When the International Court of Justice ruled last Thursday (Jan 23) in favour of the petition by The Gambia and ordered Myanmar to protect its Rohingya minority from genocide, Aung San Suu Kyi’s reputation has completely fallen from human rights symbol to another despotic leader.
Suu Kyi’s willingness to defend human rights abuses on the global stage is seen as a move to polish her nationalist credential at home rather than to sway the international court.
For her former admirers, Suu Kyi’s defence only underlined her responsibility for failing to at least speak out on behalf of her country’s Rohingya population.
“With this ICJ ruling, she has suffered a spectacular fall from grace,” said Bill Richardson, a former U.S. congressman and U.N. ambassador.
“She has gone from a Nobel Prize champion of democracy to just another dictator wanting to maintain her power by defending military repression, genocide, and the banishment of the Rohingya,” added Richardson, less diplomatic in expressing his dismay.
He had accepted Suu Kyi’s invitation to join an advisory board on the Rakhine crisis. But in early 2018, when he suggested to Suu Kyi that two Reuters reporters arrested for exposing abuse by the security forces be released, she reacted furiously. Disillusioned, he quit the board.
“I could see the reformer and former champion of democracy … turning into a power-loving and entrenched leader,” he said. “She was becoming an apologist for the military so she could hold onto her power and get reelected. She simply could not tolerate any dissent, even from her long time friends and supporters like myself.”
Suu Kyi’s brave defiance of military rule, at high personal cost, made her the object of worldwide adulation, taking the helm of Myanmar’s nascent pro-democracy movement in 1988.
She won the 1991 Nobel Peace Prize for being “one of the most extraordinary examples of civil courage in Asia in recent decades.”
When her nonviolent struggle finally paid off in 2015 with a smashing election victory by her National League for Democracy party, there was optimism that Myanmar had finally turned a corner after decades of military rule.
Former President Barack Obama commended Suu Kyi for “her tireless efforts and sacrifice over so many years to promote a more inclusive, peaceful, and democratic” Myanmar.
In 2017, Myanmar security forces launched a counterinsurgency operation in western Rakhine state that, compelling evidence shows, involved mass rape, killings and the burning of entire villages.

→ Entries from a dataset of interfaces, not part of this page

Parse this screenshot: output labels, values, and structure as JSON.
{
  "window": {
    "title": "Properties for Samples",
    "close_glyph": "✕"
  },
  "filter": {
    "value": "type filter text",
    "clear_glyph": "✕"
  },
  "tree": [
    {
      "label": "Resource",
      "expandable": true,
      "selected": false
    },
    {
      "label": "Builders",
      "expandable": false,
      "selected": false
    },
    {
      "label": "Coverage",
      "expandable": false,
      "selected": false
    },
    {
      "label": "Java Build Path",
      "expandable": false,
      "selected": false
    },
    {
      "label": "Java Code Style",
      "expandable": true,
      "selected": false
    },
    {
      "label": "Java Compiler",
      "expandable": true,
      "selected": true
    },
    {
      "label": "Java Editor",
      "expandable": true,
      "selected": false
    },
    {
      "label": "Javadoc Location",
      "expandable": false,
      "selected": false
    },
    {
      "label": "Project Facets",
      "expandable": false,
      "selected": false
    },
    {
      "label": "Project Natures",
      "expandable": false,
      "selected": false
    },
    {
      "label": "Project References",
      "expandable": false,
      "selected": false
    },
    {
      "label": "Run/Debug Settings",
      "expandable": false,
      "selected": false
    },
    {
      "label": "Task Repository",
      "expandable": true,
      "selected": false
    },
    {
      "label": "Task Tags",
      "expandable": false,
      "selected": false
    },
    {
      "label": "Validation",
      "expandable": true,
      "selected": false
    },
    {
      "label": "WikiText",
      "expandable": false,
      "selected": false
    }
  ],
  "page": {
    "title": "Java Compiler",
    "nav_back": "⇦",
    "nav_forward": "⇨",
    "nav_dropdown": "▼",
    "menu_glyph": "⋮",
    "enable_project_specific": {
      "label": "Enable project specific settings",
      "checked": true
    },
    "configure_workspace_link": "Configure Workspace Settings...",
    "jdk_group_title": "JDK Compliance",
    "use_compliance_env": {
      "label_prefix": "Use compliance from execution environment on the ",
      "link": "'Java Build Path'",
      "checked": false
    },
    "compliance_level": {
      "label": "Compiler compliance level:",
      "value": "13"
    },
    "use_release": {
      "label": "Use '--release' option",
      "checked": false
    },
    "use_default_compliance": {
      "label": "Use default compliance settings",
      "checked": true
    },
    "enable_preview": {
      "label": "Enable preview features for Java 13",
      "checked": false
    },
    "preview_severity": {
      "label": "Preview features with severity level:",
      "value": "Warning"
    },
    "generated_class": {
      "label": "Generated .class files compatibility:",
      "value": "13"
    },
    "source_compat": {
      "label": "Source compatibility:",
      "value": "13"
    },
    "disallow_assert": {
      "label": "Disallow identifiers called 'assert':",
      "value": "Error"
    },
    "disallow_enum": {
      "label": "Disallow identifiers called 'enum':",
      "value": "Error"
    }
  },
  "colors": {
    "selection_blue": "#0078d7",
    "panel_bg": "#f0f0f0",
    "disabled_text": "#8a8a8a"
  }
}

More than 700,000 Rohingya fled to neighboring Bangladesh, reluctant to return until their basic rights including citizenship are guaranteed.
As the magnitude of the Rohingya tragedy emerged, 1984 Nobel Peace laureate Archbishop Desmond Tutu felt compelled to appeal to Suu Kyi.
“My dear sister: If the political price of your ascension to the highest office in Myanmar is your silence, the price is surely too steep. … We pray for you to speak out for justice, human rights and the unity of your people. We pray for you to intervene,” the South African wrote in an open letter.
Political realities play an important role in Suu Kyi’s position. Despite her party’s landslide election victory, the military retains huge influence in government due to clauses it inserted in the constitution.
To exercise real power, her party must mobilize popular and electoral support.
After she led her country’s delegation at the initial hearings last month at the International Court of Justice, she returned to Myanmar to cheering crowds lining the streets.
“Undoubtedly, ahead of an election year, her decision to personally defend the case, making it about her, and using it as an opportunity to whip up nationalism, has boosted her public support ahead of an election year,” wrote Burma Campaign UK, a lobbying group that had been her ally against military rule.
Asked once in a BBC interview about her reputation as a saintly figure, Suu Kyi replied: “I am just a politician. I am not quite like Margaret Thatcher, no, but on the other hand, I am no Mother Teresa either. I have never said that I was. Mahatma Gandhi, actually, was a very astute politician.” (Source: Mainichi Japan)